───── Available records

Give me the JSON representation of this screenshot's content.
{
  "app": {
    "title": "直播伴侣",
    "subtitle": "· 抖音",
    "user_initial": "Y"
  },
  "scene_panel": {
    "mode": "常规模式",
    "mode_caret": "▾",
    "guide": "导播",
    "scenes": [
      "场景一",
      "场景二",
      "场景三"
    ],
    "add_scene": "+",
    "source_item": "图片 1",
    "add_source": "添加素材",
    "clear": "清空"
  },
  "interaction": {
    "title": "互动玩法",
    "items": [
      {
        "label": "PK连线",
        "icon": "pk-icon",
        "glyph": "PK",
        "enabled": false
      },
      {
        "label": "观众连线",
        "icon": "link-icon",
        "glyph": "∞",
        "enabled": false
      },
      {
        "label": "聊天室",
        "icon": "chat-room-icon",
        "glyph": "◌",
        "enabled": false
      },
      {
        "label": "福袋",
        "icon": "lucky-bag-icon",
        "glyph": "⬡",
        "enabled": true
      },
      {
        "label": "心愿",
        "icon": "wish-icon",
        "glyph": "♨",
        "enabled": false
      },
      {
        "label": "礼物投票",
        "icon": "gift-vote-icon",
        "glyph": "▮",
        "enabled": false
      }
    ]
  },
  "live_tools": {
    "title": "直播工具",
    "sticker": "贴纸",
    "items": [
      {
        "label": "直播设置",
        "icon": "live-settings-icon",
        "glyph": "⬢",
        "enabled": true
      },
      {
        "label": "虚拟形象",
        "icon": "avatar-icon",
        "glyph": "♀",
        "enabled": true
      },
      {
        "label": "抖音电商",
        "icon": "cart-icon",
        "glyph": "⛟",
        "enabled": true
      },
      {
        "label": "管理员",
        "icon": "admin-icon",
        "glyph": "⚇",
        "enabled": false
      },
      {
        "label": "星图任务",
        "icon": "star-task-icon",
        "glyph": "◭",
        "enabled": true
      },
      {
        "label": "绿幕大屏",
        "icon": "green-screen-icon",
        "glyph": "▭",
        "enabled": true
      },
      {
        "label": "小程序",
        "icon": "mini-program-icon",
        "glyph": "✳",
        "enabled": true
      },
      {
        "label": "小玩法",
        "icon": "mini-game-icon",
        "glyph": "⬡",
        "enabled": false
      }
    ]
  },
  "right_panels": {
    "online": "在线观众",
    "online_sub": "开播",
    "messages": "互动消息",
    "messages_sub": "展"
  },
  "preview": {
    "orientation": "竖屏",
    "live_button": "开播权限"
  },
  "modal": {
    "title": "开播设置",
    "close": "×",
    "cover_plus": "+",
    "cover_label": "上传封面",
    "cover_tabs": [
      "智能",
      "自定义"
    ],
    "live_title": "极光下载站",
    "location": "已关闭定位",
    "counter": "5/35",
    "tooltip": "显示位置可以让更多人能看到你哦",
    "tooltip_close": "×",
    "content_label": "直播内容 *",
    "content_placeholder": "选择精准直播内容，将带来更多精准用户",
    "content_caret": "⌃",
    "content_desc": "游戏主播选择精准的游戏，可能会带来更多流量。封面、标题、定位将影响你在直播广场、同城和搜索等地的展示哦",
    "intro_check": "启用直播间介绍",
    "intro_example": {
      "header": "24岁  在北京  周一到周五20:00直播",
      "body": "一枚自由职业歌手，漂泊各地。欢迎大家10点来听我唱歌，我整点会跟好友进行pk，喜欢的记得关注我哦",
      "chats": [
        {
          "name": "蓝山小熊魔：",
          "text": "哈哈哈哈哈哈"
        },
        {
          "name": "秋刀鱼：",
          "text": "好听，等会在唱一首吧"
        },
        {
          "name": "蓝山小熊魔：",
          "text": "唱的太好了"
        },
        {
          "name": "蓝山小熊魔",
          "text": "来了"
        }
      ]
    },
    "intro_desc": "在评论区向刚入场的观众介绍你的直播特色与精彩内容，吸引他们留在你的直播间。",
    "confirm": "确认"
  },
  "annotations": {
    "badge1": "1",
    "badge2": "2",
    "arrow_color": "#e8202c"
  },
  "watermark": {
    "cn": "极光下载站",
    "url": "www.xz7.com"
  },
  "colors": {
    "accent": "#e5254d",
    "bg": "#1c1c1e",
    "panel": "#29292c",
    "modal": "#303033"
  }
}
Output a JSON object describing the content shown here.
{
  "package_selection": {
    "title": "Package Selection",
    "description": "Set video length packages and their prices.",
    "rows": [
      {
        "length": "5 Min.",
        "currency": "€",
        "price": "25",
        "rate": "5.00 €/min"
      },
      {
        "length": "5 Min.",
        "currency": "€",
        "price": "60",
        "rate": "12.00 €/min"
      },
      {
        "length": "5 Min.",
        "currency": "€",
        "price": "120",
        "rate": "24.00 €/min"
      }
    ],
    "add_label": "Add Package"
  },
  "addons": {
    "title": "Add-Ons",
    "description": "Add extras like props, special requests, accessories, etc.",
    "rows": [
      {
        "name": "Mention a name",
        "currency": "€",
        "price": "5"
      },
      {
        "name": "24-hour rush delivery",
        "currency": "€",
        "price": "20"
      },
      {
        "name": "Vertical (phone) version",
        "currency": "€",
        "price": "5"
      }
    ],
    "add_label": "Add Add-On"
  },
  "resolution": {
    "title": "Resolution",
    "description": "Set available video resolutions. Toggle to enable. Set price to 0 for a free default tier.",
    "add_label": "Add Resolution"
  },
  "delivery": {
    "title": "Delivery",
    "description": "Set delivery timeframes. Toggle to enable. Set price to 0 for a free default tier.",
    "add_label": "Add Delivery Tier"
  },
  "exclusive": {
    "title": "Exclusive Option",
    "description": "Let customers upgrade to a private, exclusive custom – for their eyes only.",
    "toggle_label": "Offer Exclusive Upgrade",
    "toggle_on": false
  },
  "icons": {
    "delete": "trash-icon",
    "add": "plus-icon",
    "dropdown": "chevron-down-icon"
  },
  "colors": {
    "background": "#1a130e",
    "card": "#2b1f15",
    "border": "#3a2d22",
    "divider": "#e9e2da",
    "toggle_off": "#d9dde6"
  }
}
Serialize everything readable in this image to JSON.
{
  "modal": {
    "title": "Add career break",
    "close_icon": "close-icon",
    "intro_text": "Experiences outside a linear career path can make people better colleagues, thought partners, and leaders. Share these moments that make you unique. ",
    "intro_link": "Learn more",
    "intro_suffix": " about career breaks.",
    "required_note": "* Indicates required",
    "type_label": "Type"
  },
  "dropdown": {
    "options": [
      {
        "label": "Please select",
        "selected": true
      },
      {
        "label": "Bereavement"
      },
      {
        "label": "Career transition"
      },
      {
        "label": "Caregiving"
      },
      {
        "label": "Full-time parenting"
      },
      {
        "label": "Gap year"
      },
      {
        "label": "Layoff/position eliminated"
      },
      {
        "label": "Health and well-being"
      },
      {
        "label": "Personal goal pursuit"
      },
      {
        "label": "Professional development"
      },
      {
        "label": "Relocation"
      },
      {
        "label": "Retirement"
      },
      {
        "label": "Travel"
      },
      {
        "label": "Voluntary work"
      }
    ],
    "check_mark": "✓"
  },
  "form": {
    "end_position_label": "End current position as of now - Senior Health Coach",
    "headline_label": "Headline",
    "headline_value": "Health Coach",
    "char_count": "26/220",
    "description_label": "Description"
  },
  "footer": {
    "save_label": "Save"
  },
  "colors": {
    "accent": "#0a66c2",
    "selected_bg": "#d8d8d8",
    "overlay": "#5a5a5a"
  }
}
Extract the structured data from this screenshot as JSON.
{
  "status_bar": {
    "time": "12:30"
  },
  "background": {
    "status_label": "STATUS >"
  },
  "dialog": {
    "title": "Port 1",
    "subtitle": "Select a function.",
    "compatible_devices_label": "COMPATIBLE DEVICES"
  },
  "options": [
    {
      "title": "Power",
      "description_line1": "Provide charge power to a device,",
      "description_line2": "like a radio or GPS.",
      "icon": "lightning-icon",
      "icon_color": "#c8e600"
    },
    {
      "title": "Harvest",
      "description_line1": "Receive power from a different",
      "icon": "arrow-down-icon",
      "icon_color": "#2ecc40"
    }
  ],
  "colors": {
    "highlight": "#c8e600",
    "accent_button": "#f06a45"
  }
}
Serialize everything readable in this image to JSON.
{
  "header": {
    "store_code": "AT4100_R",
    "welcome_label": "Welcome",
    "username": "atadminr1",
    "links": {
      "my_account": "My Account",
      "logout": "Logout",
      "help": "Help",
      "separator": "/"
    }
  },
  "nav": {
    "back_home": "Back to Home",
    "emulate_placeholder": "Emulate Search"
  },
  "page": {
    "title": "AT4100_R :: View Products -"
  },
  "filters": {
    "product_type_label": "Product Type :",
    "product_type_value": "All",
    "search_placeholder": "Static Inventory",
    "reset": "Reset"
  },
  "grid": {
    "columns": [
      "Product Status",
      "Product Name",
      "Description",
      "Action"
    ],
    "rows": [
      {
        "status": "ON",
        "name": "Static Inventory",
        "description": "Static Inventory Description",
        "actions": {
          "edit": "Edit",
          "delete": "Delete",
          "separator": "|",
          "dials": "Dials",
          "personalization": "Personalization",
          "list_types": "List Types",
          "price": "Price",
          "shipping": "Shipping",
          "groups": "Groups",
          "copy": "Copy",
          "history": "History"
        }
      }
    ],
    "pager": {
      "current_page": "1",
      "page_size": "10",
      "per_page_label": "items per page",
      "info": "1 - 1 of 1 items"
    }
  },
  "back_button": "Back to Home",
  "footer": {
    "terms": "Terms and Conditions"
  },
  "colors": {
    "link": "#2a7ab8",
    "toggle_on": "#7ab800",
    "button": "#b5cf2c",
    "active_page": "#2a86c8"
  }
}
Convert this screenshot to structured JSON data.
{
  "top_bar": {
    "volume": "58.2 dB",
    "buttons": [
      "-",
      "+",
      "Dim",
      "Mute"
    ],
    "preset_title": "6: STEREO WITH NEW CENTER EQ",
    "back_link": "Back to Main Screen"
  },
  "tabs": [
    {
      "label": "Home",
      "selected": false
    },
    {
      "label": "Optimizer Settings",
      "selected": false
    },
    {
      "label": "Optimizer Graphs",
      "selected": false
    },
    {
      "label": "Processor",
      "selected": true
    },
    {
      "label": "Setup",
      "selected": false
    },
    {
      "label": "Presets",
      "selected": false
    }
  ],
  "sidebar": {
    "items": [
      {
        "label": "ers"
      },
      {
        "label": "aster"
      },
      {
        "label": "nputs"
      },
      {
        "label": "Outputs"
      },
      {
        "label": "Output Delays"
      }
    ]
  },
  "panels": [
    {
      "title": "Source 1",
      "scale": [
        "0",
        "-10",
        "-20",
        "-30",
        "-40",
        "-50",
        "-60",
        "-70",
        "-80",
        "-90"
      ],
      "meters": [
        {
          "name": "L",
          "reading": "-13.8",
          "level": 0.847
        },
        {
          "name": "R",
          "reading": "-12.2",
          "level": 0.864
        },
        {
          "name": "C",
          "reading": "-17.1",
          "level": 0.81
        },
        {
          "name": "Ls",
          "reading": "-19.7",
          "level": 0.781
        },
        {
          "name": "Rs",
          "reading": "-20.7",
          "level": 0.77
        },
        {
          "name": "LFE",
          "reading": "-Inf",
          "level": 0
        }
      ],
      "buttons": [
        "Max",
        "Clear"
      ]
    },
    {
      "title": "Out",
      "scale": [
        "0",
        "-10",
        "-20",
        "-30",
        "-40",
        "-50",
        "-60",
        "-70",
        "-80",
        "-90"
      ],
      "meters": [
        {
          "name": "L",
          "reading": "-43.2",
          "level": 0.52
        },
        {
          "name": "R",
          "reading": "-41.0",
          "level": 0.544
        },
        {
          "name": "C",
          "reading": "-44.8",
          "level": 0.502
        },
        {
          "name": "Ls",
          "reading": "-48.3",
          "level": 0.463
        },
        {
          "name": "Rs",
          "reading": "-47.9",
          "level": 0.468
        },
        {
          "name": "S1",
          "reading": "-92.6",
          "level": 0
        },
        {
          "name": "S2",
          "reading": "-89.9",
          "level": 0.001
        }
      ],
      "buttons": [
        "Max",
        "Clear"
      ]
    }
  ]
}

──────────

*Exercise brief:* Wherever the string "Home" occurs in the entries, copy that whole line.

*Written reply:*
    "back_home": "Back to Home",
  "back_button": "Back to Home",
      "label": "Home",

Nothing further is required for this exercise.